Notable films since Pulp Fiction: Get Shorty (1995), Face/Off (1997), Primary Colours (1998), Hairspray (2007).
Samuel L. Jackson (Jules Winnfield)
Samuel L. Jackson is the highest-grossing actor ever, beloved by all, endlessly quotable, and geared with one behemoth of a reśume. He’s also a bronze winner for the most amount of cursing on-screen, taken out by Leonardo Di Caprio and Jonah Hill (yeah, The Wolf of Wall Street was loaded).
Anyway, when I discovered Jackson only had one Oscar nomination (for PF) and didn’t win, I was quite disappointed. “I should have won that one” Jackson smiled, in a recent interview with The Times. Despite lacking in the trophy apartment, by no fault of his own, Jackson has had just about the most lucrative career an actor could possibly ask for. The amount of iconic cinematic universes Jackson has dabbled in (Star Wars, Die Hard, Marvel) ensures that no matter who you’re talking to, they’re gonna know exactly who the motherfucking dude is.

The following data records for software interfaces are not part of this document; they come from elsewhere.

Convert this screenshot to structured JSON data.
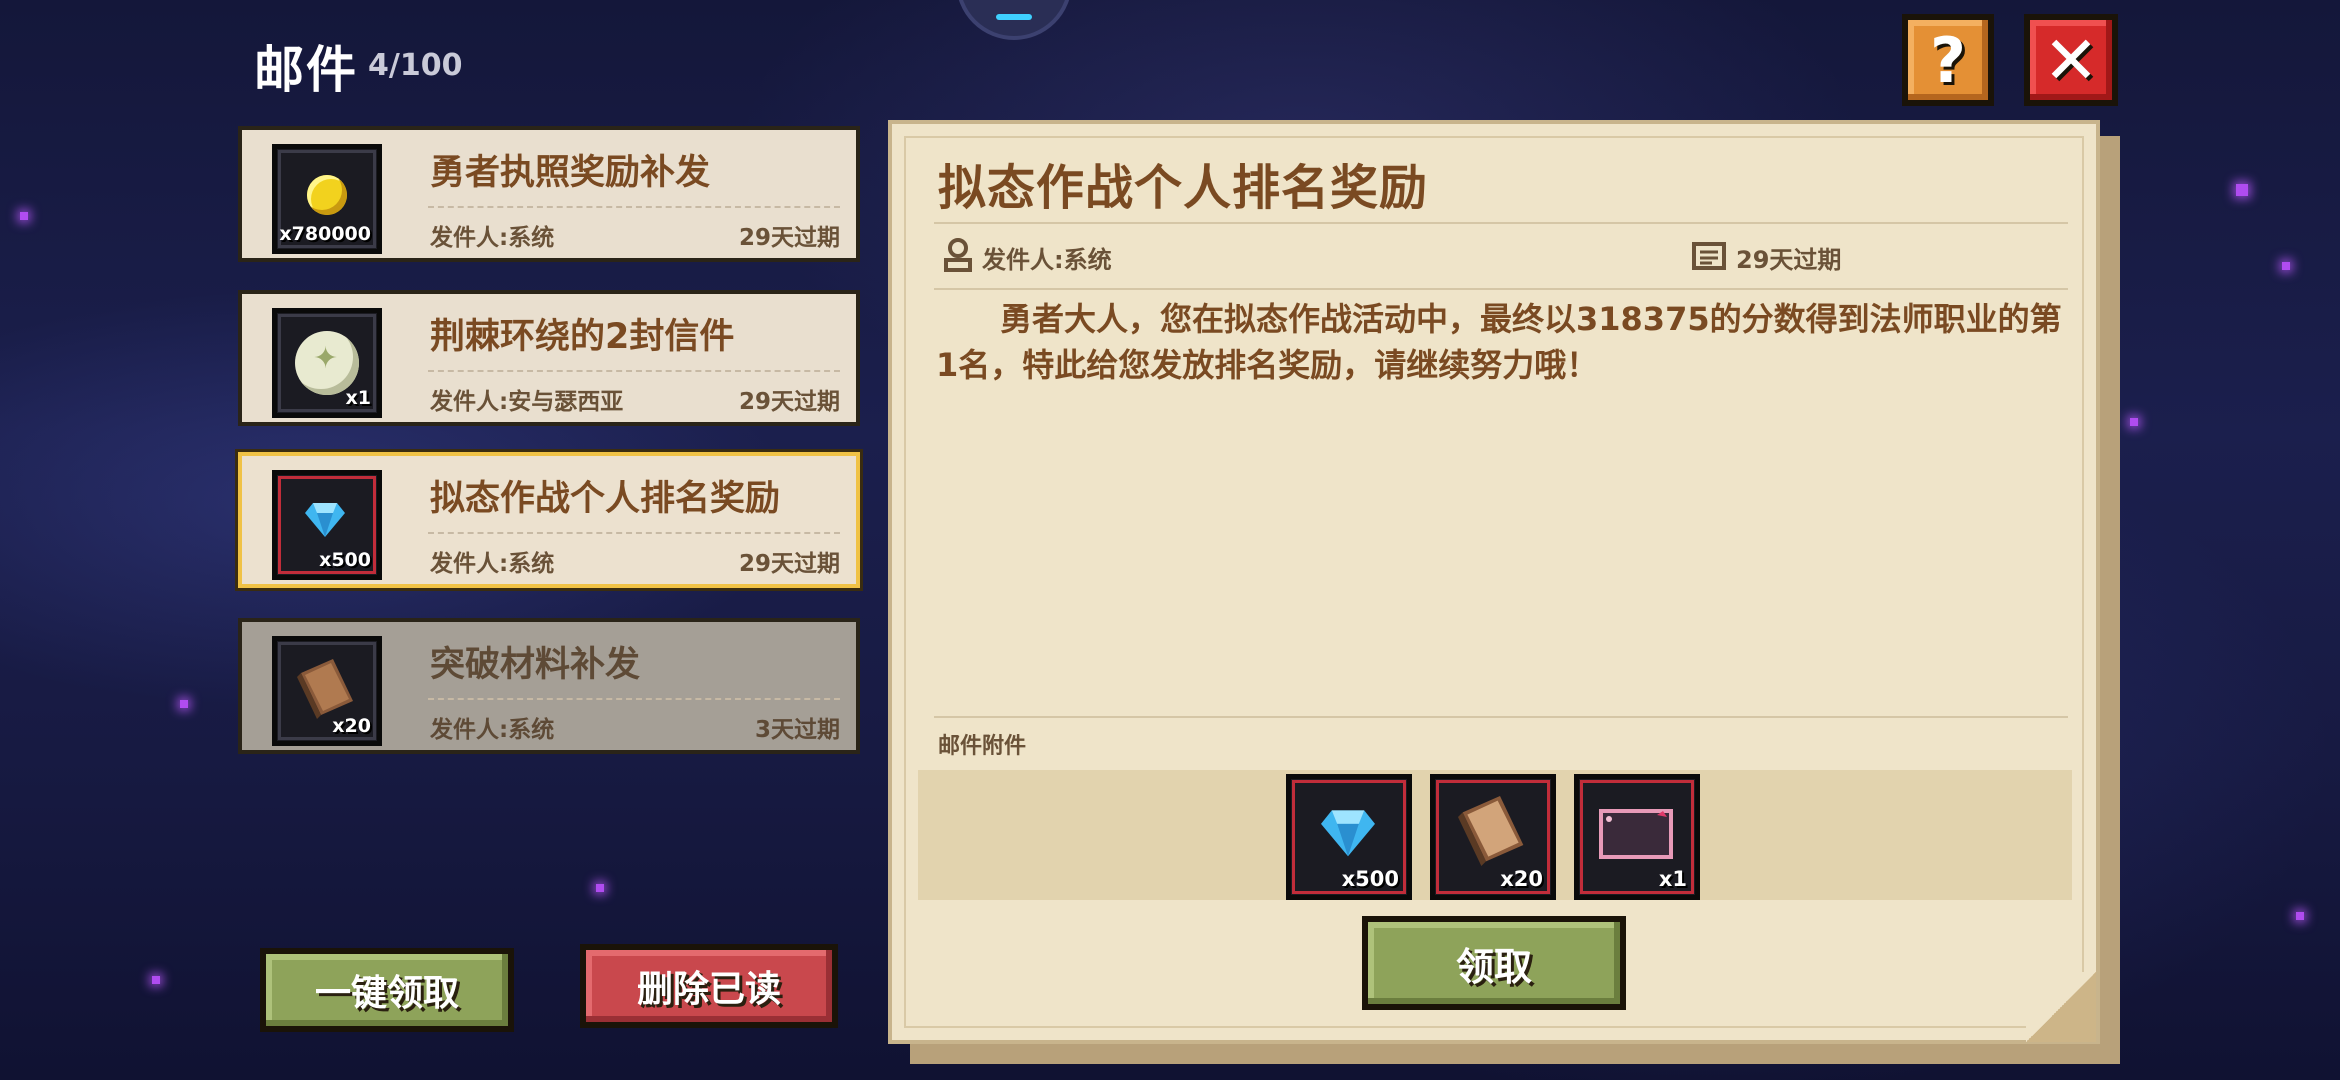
{
  "header": {
    "title": "邮件",
    "count": "4/100"
  },
  "mails": [
    {
      "title": "勇者执照奖励补发",
      "sender": "发件人:系统",
      "expiry": "29天过期",
      "icon": "gold-coin-icon",
      "qty": "x780000"
    },
    {
      "title": "荆棘环绕的2封信件",
      "sender": "发件人:安与瑟西亚",
      "expiry": "29天过期",
      "icon": "sealed-letter-icon",
      "qty": "x1"
    },
    {
      "title": "拟态作战个人排名奖励",
      "sender": "发件人:系统",
      "expiry": "29天过期",
      "icon": "blue-gem-icon",
      "qty": "x500"
    },
    {
      "title": "突破材料补发",
      "sender": "发件人:系统",
      "expiry": "3天过期",
      "icon": "book-icon",
      "qty": "x20"
    }
  ],
  "buttons": {
    "claim_all": "一键领取",
    "delete_read": "删除已读",
    "claim": "领取",
    "help": "?",
    "close": "✕"
  },
  "detail": {
    "title": "拟态作战个人排名奖励",
    "sender": "发件人:系统",
    "expiry": "29天过期",
    "body": "勇者大人，您在拟态作战活动中，最终以318375的分数得到法师职业的第1名，特此给您发放排名奖励，请继续努力哦！",
    "attachments_label": "邮件附件",
    "attachments": [
      {
        "icon": "blue-gem-icon",
        "qty": "x500"
      },
      {
        "icon": "book-icon",
        "qty": "x20"
      },
      {
        "icon": "pink-frame-icon",
        "qty": "x1"
      }
    ]
  },
  "colors": {
    "title_brown": "#7a4a22",
    "paper": "#efe4c9",
    "selected_border": "#f0c246",
    "green_button": "#8ea35a",
    "red_button": "#c9484d"
  }
}
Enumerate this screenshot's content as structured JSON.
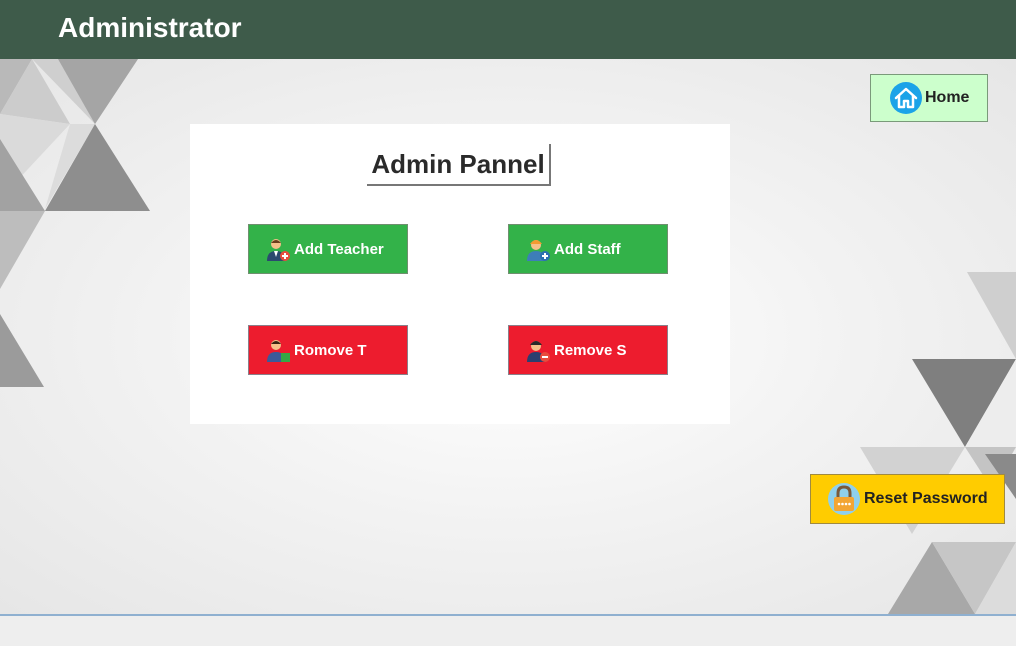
{
  "window": {
    "title": "Administrator"
  },
  "home_button": {
    "label": "Home",
    "icon": "home-icon"
  },
  "panel": {
    "title": "Admin Pannel",
    "actions": [
      {
        "label": "Add Teacher",
        "icon": "add-teacher-icon",
        "color": "#33b249"
      },
      {
        "label": "Add Staff",
        "icon": "add-staff-icon",
        "color": "#33b249"
      },
      {
        "label": "Romove T",
        "icon": "remove-teacher-icon",
        "color": "#ed1c2e"
      },
      {
        "label": "Remove S",
        "icon": "remove-staff-icon",
        "color": "#ed1c2e"
      }
    ]
  },
  "reset_button": {
    "label": "Reset Password",
    "icon": "lock-icon",
    "color": "#ffcc00"
  },
  "colors": {
    "titlebar": "#3e5b4a",
    "home_button": "#ccffcc",
    "panel": "#ffffff"
  }
}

Notable films since Pulp Fiction: The Incredibles (2004), Star Wars Prequels (1999-2005), Snakes on a Plane (2006), Django Unchained (2012), Avengers (2012).
Bruce Willis (Butch Coolidge)
’90s Hollywood was more or less Willis’s stomping ground following the colossal success of Die Hard. The desired leading-man came with a heavenly price tag and had his pick of the litter when it came to scripts. However, when it came to Pulp Fiction, Willis was apparently dying for a role, only to discover Travolta had beat him to the role of Vincent. Fortunately, the role of Butch was free, because competing actor Matt Dillon has pissed off Tarantino. And with that, audiences got to witness Willis knock out a gimp, amidst other bizarre, high-octane action sequences.
Despite being recognisable for his hard-edged characters, Willis doesn’t take himself too seriously. In 2018, he let celebs roast him on Comedy Central to cringe-inducing effect. The actor also made his Broadway debut in 2015, portraying a writer for an adaptation of Steven King’s Misery.
Sadly, industry rumours suggest that Willis is currently battling memory loss or dementia, starring in as many films as he can before he is unable to work. A quick check of his IMDB reveals that Willis is starring in eleven minor films releasing this year, which could be cause for concern.
Notable films since Pulp Fiction: The Sixth Sense (1999), Unbreakable (2000), Sin City (2005), Looper (2012).